Nina Festekjian had long entertained the idea of opening a restaurant with her husband, Raffi, but it wasn’t until a couple of years ago that they decided to take the plunge. The object of their passion—Anoush’ella—is slated to open in mid-August overlooking Blackstone Square in the South End.
“It was a crazy idea,” Nina says with a smile. “We wanted to stay away from the regular, whatever is served as a Mediterranean cuisine, so our menu is based on home-cooked meals that we developed to be [served] fast.”
Anoush’ella’s concept is fine fast-casual, with m’anoush taking the starring role on an Eastern Mediterranean menu that taps into the Festekjians’ Lebanese-Armenian roots. The m’anoush—a sort of thinner flatbread—is cooked on a pan called a saj and then topped with any number of ingredients before being rolled up into a wrap. The 11 varieties will range from za’atar, filled with tomatoes, cucumber, mint, black olives and pomegranate seeds, to lamajun, filled with a lamb and beef mix, tomatoes, parsley and onion. Five sweet versions will include a chocolate m’anoush with Nutella, strawberry, banana, cinnamon, honey and granola as well as an ashta m’anoush filled with ricotta, honey and banana. Other items on the menu include four salads, three grain dishes, four soups and 11 types of strained yogurt.

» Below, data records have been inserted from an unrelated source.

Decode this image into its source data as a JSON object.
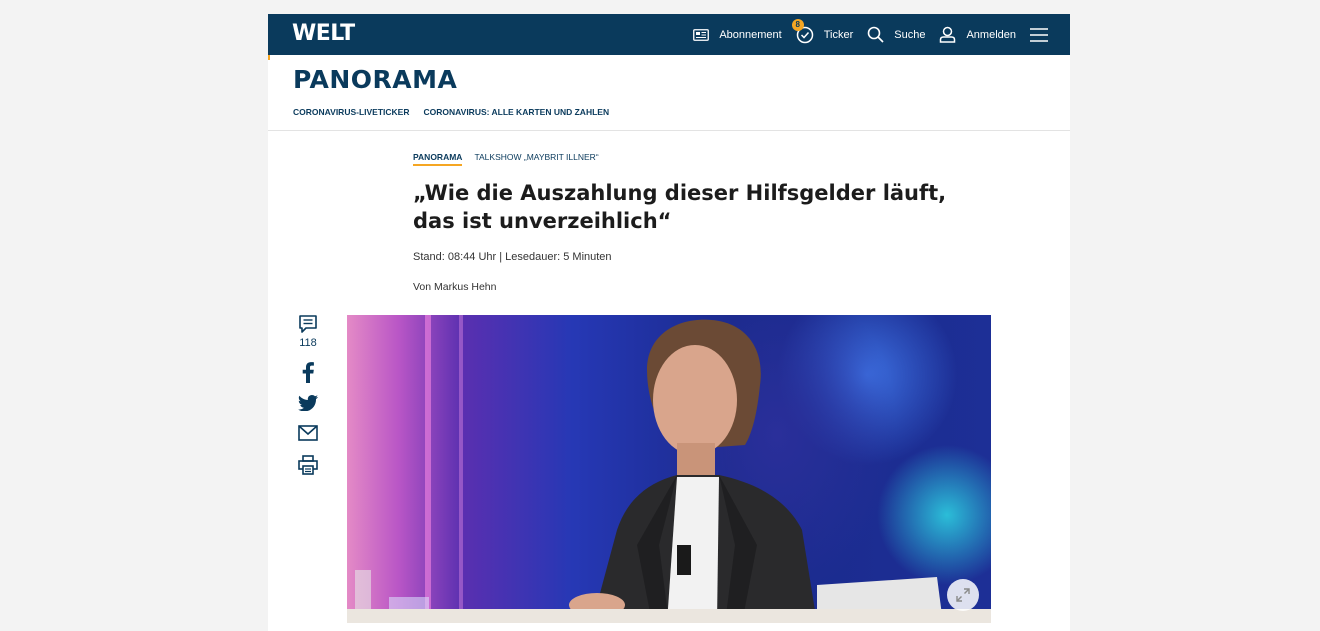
{
  "header": {
    "logo": "WELT",
    "nav": {
      "subscription": "Abonnement",
      "ticker": "Ticker",
      "ticker_badge": "8",
      "search": "Suche",
      "login": "Anmelden"
    }
  },
  "section": {
    "title": "PANORAMA",
    "links": [
      "CORONAVIRUS-LIVETICKER",
      "CORONAVIRUS: ALLE KARTEN UND ZAHLEN"
    ]
  },
  "article": {
    "breadcrumb_section": "PANORAMA",
    "breadcrumb_topic": "TALKSHOW „MAYBRIT ILLNER“",
    "headline": "„Wie die Auszahlung dieser Hilfsgelder läuft, das ist unverzeihlich“",
    "meta": "Stand: 08:44 Uhr | Lesedauer: 5 Minuten",
    "author": "Von Markus Hehn"
  },
  "share": {
    "comment_count": "118",
    "icons": [
      "comment-icon",
      "facebook-icon",
      "twitter-icon",
      "mail-icon",
      "print-icon"
    ]
  },
  "hero": {
    "icon": "expand-icon"
  },
  "colors": {
    "brand_navy": "#0a3a5c",
    "accent_orange": "#f5a623"
  }
}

“We did our own version [of the m’anoush], making it a little bit thicker to roll the dough,” Nina says. “I learned a lot [of the dishes] from my mom, all the techniques and everything, and some is intuition too.”
The L-shaped restaurant includes a 12-seat communal table running parallel to the bar in the front of the room. The counter for ordering sits in one corner of the space, while more booths and tables are scattered in the back. A 34-seat patio along Washington Street joins the 60-seat interior; customers will find their own seats while they wait for food to be delivered to them. An 18-tap system will include beer, wine and some cordial-based cocktails drawing on a spirit list that will feature arak, an Armenian favorite.
Nina, who has spent more than half her life in the U.S., dug into her background to come up with the restaurant’s name, which means “May it be sweet.”
“It’s about the love and the pride that goes into preparing the food. It’s not ‘Bon appétit,’ but it’s similar,” Raffi says. “When the person says it, it’s about how gratified they are when they’re serving it—especially when the person taking it loved it. It’s very unique to the Armenian culture.”
Anoush’ella 35 W. Newton St., Boston (857-265-3195) anoushella.com